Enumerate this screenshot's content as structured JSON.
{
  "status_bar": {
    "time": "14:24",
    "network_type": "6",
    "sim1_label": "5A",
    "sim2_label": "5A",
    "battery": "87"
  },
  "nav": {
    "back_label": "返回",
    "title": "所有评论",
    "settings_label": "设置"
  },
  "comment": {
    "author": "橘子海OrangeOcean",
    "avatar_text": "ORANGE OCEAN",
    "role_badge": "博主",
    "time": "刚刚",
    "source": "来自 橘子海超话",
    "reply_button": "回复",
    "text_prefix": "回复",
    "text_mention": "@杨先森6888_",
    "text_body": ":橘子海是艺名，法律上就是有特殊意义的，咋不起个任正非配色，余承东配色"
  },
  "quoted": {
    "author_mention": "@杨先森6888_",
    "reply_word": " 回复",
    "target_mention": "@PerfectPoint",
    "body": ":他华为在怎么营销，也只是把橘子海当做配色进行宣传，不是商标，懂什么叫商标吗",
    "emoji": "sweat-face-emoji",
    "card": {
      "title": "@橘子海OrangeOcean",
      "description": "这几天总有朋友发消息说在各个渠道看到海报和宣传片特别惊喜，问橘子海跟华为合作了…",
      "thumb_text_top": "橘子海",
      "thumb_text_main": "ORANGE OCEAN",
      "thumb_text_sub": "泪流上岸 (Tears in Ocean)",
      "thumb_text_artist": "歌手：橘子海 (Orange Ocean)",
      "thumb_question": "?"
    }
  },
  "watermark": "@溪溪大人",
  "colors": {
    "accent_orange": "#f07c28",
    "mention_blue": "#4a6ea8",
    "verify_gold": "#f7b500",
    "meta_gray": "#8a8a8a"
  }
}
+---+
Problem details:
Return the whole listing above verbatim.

Response:
Enumerate this screenshot's content as structured JSON.
{
  "status_bar": {
    "time": "14:24",
    "network_type": "6",
    "sim1_label": "5A",
    "sim2_label": "5A",
    "battery": "87"
  },
  "nav": {
    "back_label": "返回",
    "title": "所有评论",
    "settings_label": "设置"
  },
  "comment": {
    "author": "橘子海OrangeOcean",
    "avatar_text": "ORANGE OCEAN",
    "role_badge": "博主",
    "time": "刚刚",
    "source": "来自 橘子海超话",
    "reply_button": "回复",
    "text_prefix": "回复",
    "text_mention": "@杨先森6888_",
    "text_body": ":橘子海是艺名，法律上就是有特殊意义的，咋不起个任正非配色，余承东配色"
  },
  "quoted": {
    "author_mention": "@杨先森6888_",
    "reply_word": " 回复",
    "target_mention": "@PerfectPoint",
    "body": ":他华为在怎么营销，也只是把橘子海当做配色进行宣传，不是商标，懂什么叫商标吗",
    "emoji": "sweat-face-emoji",
    "card": {
      "title": "@橘子海OrangeOcean",
      "description": "这几天总有朋友发消息说在各个渠道看到海报和宣传片特别惊喜，问橘子海跟华为合作了…",
      "thumb_text_top": "橘子海",
      "thumb_text_main": "ORANGE OCEAN",
      "thumb_text_sub": "泪流上岸 (Tears in Ocean)",
      "thumb_text_artist": "歌手：橘子海 (Orange Ocean)",
      "thumb_question": "?"
    }
  },
  "watermark": "@溪溪大人",
  "colors": {
    "accent_orange": "#f07c28",
    "mention_blue": "#4a6ea8",
    "verify_gold": "#f7b500",
    "meta_gray": "#8a8a8a"
  }
}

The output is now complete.